One Earth’s “Species of the Week” series highlights the flagship species of each of the 844 unique ecoregions contained within Earth’s bioregions.
Across the rugged and scenic coastline of the Kodiak Archipelago in southwest Alaska lives one of the two largest bear species. The Kodiak bear (Ursus arctos middendorffi), or Alaskan brown bear, keeps its surrounding habitat and streams pristine by dispersing seeds and spreading nitrogen into the water.
The largest of the brown bears
While many stat sheets will list the polar bear as the largest bear in the world, many Kodiak bears surpass their northern cousins in size. Adult males can stand over three meters (10 ft) tall on their hind legs, 1.5 meters (5 ft) when on all four legs, and weigh up to 680 kilograms (1,500 lbs). Generally, females are about 20% smaller and 30% lighter than males.
Despite being much larger, Kodiak bears are similar to mainland grizzly bears (Ursus arctos horribilis) in color, diet, and lifestyle. Typically, they have light to dark brown coats but can occasionally sport blonde or orange fur.
An ecosystem engineer’s diet
Active during the day, Kodiak bears forage for food. Often primarily cast as carnivorous hunters in pop culture, these bears rarely prey on the area's abundant deer and mountain goats. Instead, they eat a wide variety of vegetation and salmon when it is in season.
Pacific salmon migrate to the Kodiak Islands from May through September, and Kodiak bears consume the five species that spawn in the local rivers and lakes. In the late summer, the bears eat several types of berries and seaweed washed onto shore.
As they rummage through the forest and beach, Kodiak bears disperse fertilized berry and plant seeds in their droppings. Their feces also contain marine-derived nitrogen from the salmon, which through the ground reenters the streams and helps aquatic plants flourish.
When Kodiak bears do crave meat, it is often overpopulated mammals and invertebrates they feast on, helping maintain a healthy ecosystem balance. Therefore, every part of their diet makes the bears ‘ecosystem engineers’ with the capability to heavily modify their environment.

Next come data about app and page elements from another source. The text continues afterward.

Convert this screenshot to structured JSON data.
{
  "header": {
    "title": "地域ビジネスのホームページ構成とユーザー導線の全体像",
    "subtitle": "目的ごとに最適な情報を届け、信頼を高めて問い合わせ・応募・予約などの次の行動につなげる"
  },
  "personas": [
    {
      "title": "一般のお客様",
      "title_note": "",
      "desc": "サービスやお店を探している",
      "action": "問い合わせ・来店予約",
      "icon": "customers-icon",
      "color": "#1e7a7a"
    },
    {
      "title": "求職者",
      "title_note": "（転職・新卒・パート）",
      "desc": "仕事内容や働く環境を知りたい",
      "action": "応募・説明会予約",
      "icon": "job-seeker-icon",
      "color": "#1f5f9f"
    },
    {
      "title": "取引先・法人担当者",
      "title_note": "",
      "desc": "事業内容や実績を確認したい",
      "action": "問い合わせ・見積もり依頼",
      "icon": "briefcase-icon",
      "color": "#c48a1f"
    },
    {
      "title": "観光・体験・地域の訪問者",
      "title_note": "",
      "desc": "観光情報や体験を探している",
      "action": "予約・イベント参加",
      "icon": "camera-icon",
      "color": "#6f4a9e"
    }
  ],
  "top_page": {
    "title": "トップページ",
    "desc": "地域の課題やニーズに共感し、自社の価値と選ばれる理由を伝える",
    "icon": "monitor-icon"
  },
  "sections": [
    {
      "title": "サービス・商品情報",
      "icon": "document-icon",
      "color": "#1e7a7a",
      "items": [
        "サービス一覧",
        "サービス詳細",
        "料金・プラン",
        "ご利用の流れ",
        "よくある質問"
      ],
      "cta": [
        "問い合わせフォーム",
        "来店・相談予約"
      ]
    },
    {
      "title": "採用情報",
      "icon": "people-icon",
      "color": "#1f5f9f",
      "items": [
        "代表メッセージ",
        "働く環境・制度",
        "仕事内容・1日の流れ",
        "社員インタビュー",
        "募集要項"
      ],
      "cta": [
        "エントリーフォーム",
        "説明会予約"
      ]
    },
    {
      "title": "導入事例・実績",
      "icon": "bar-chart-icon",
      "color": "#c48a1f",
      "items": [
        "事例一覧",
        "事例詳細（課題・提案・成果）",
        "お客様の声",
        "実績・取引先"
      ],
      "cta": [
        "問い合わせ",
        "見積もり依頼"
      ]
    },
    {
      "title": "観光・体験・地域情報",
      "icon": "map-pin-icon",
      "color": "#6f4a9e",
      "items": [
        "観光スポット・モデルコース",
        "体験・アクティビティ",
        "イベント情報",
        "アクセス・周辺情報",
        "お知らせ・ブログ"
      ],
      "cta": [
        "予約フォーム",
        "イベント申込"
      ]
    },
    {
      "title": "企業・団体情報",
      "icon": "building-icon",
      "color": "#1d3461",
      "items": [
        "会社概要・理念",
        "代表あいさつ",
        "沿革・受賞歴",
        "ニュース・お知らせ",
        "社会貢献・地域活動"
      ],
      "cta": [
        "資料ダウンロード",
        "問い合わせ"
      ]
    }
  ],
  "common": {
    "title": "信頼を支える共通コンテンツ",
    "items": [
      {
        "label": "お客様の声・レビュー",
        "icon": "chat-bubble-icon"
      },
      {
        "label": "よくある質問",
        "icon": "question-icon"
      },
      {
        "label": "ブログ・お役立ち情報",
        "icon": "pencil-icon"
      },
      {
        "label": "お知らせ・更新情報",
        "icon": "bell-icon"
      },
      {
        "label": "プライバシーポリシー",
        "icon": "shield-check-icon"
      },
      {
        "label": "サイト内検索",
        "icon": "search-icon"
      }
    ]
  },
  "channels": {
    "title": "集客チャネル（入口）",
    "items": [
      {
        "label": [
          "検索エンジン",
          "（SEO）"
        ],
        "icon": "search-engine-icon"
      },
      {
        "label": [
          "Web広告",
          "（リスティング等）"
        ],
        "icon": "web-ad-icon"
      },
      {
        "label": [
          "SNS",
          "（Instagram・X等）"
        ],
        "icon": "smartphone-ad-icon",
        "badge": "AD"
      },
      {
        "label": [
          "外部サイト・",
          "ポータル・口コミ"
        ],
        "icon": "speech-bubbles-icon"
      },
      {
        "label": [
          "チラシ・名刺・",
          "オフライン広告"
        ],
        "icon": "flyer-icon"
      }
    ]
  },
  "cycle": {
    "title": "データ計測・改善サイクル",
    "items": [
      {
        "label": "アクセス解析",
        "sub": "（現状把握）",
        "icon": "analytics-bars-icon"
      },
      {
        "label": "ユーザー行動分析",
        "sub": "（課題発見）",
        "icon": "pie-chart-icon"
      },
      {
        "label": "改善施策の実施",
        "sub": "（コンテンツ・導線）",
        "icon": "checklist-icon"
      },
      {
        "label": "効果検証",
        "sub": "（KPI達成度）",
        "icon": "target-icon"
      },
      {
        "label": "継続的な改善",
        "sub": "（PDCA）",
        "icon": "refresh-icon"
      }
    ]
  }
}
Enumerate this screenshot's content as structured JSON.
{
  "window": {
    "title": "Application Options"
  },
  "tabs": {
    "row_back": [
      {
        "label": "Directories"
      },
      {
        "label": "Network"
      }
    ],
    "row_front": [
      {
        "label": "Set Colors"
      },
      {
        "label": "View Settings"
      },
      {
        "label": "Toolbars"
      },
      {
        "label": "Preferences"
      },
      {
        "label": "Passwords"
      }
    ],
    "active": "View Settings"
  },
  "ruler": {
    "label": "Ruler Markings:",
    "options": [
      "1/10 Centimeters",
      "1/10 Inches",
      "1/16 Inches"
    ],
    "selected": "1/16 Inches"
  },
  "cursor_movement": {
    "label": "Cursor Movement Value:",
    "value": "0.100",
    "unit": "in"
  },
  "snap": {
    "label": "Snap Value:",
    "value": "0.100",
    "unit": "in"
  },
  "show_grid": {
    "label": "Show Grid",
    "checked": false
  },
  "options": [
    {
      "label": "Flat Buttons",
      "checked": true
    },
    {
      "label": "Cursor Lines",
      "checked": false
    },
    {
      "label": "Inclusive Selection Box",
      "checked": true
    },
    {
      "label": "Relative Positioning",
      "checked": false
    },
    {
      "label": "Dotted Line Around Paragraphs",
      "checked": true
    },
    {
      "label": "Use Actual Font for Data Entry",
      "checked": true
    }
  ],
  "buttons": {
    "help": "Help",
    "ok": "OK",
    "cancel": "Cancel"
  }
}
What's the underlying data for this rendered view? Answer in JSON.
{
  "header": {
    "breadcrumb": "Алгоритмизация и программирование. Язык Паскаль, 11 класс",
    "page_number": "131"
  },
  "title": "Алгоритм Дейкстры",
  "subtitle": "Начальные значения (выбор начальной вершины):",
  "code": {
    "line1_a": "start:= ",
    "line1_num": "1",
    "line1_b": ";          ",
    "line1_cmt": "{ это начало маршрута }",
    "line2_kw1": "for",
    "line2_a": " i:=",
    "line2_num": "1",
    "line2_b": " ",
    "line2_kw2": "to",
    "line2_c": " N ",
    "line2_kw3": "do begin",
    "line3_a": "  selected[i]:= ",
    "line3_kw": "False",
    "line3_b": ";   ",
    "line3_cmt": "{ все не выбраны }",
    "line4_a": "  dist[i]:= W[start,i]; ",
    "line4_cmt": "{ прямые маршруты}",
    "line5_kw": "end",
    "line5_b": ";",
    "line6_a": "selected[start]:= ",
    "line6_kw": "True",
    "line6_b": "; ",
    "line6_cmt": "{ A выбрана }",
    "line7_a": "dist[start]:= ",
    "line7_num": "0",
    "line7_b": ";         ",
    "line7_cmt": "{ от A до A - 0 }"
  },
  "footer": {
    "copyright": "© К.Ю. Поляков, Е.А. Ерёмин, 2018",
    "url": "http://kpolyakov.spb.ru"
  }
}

Kodiak bears are mostly solitary animals, but when food is concentrated in small areas, such as along salmon streams, berry patches, or whales washed to shore, they can be seen in large, amicable groups. Unlike other species, Kodiaks bears have small and overlapping territories because food is so bountiful in the archipelago.
Mating season for Kodiak bears is during May and June, with partners spending time together from two days to two weeks. Once an egg is fertilized, it enters a state of suspension until autumn, when the females begin to den.
Pregnant sows are the first to go into their dens beginning in October, with males entering theirs in early winter or sometimes not at all. In April, males will emerge, while mothers and their new cubs might stay in as late as June.
Researchers at NASA and medical professionals are very intrigued by Kodiak bears' denning behaviors and physiology. Understanding how the bears can sleep for up to eight months without eating, drinking, urinating, or defecating, with little loss of bone mass or muscle, can help astronauts during extended space flights or bedridden patients.
Kodiak Natives, the Alutiiqs People, have a long cultural history with the bears, similar to the relationship between the Great Plains Indigenous communities and bison. Know as the Taquka’aq, Kodiak bears provide meat for food, hides for clothing and bedding, and teeth and bones for tools and jewelry. Traditional folklore revolved around the bears' proximity to the spirit world.
Today, Kodiak bears and their habitat are protected. Concern over their population prompted sportspeople and environmentalists alike to petition the Federal government to help the species in 1941. Kodiak National Wildlife Refuge was created, demonstrating how conservation efforts, once established, can defend magnificent species for generations to come.
Interested in learning more about the species and bioregions of Subarctic America? Use One Earth's interactive Navigator to explore bioregions around the world.Launch Bioregion Navigator